| Goal of the exercise |
Filter these entries down to lines holding "icon".

[Entries from a dataset of interfaces]

══════

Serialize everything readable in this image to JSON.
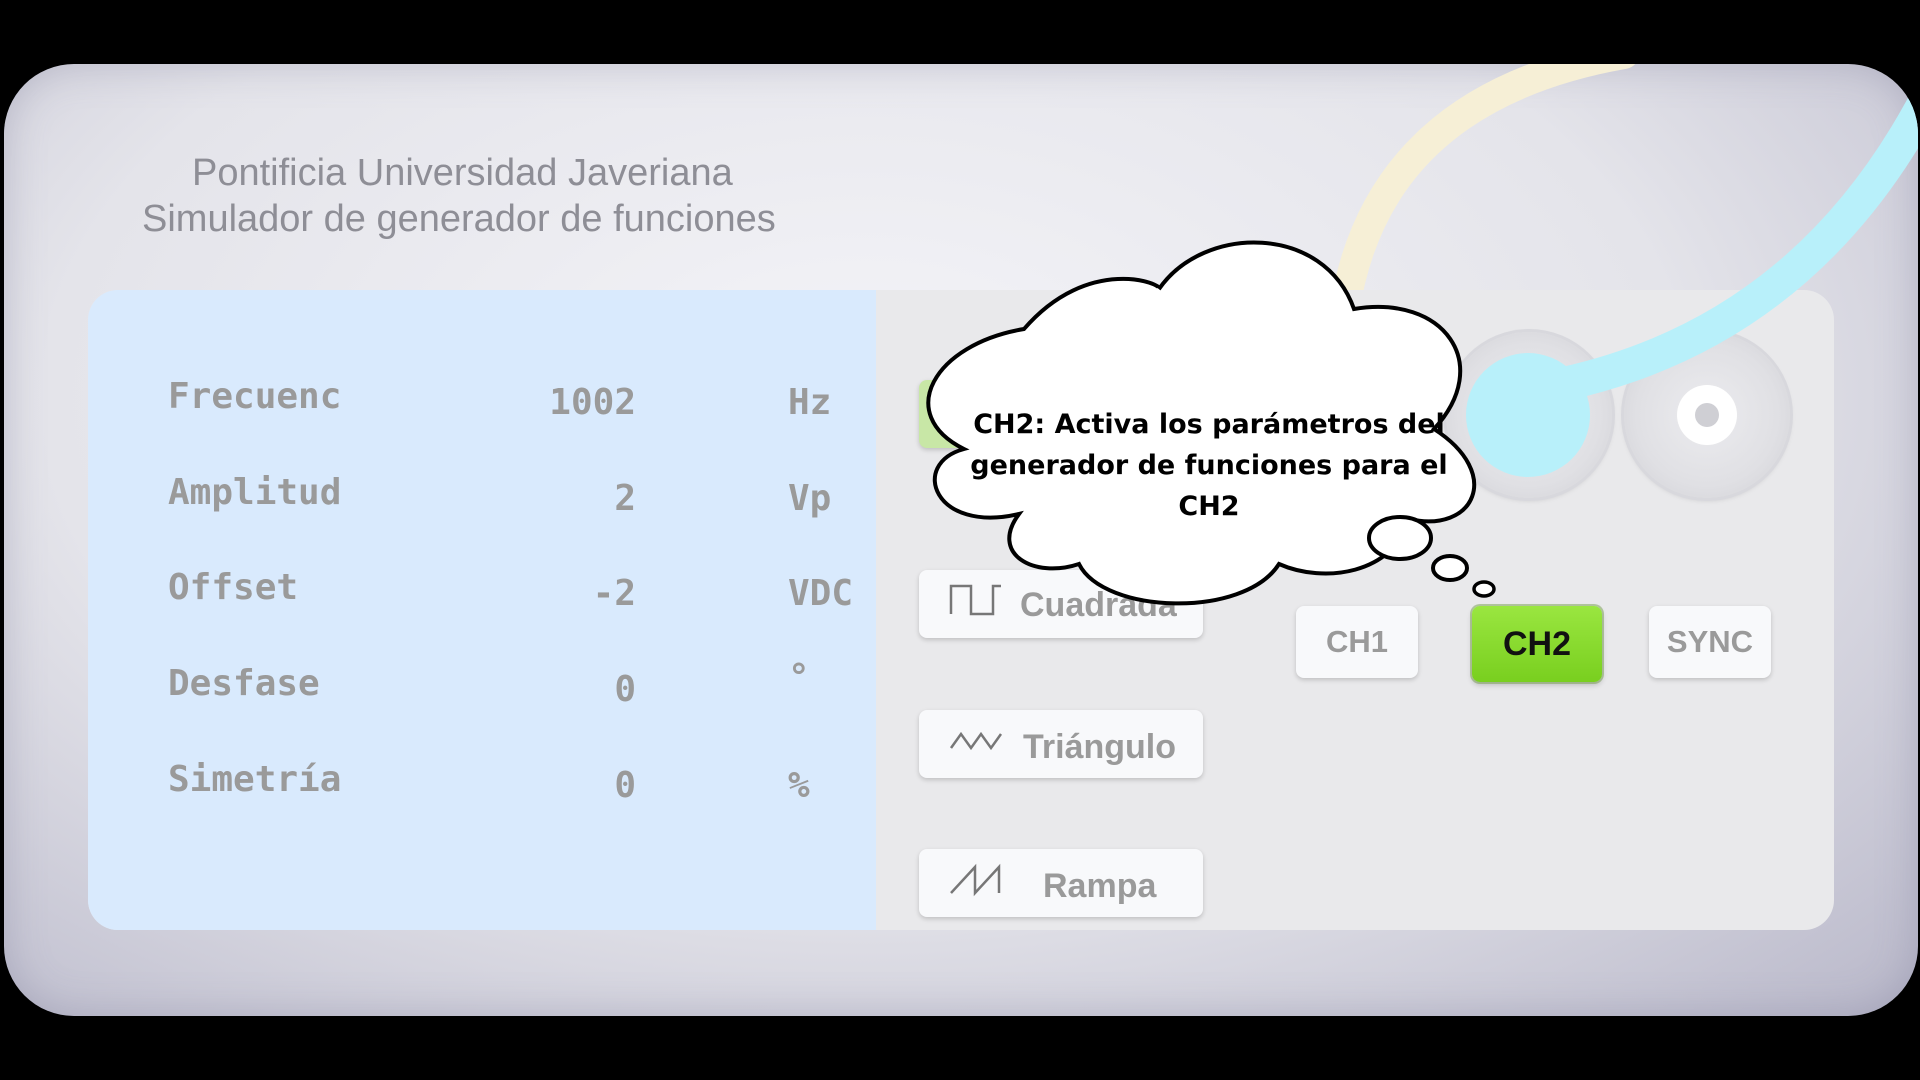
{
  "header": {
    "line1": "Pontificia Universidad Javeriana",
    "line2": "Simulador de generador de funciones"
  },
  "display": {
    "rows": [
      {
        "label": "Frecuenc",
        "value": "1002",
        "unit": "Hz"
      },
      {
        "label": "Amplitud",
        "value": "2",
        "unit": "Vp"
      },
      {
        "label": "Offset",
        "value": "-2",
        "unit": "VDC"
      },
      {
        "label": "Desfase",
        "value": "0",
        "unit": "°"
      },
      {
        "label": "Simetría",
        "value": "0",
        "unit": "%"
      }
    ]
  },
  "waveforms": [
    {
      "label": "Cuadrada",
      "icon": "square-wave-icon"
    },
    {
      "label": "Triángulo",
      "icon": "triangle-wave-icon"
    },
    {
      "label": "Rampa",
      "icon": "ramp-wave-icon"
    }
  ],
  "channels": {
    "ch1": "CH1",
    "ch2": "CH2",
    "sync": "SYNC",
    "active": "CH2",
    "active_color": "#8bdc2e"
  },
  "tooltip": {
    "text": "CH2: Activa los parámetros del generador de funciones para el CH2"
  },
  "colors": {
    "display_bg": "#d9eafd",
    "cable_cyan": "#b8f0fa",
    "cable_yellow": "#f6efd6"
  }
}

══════

| Expected answer |
      "icon": "square-wave-icon"
      "icon": "triangle-wave-icon"
      "icon": "ramp-wave-icon"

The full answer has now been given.